• _Data_:
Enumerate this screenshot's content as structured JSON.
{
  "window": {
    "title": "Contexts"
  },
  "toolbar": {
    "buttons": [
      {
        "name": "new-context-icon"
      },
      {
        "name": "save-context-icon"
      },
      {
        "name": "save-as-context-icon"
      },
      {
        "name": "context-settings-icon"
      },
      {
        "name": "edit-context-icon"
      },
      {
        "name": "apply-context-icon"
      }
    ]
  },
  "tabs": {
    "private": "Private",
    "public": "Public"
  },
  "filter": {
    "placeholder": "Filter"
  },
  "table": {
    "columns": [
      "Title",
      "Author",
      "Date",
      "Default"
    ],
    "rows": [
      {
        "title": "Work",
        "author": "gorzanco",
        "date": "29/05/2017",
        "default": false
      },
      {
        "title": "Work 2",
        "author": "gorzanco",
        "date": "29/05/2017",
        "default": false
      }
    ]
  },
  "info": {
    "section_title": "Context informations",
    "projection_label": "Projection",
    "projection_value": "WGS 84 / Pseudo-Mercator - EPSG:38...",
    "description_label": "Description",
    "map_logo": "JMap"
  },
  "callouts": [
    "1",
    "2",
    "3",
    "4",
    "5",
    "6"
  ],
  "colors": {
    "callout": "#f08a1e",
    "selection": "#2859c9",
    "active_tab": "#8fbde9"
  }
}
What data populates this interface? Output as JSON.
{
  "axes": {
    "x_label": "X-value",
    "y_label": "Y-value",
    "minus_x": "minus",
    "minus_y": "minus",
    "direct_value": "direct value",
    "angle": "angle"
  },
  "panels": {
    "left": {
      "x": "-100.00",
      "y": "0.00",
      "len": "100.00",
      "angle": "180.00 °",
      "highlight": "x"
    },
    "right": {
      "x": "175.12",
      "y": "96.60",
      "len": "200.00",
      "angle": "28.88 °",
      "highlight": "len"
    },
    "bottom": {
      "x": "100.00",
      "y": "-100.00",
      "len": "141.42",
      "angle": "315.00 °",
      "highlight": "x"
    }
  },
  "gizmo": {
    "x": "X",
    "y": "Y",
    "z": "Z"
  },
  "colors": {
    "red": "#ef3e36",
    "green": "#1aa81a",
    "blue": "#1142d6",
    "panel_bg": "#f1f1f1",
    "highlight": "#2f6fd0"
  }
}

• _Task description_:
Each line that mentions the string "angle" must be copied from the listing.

• _Exercise output_:
    "angle": "angle"
      "angle": "180.00 °",
      "angle": "28.88 °",
      "angle": "315.00 °",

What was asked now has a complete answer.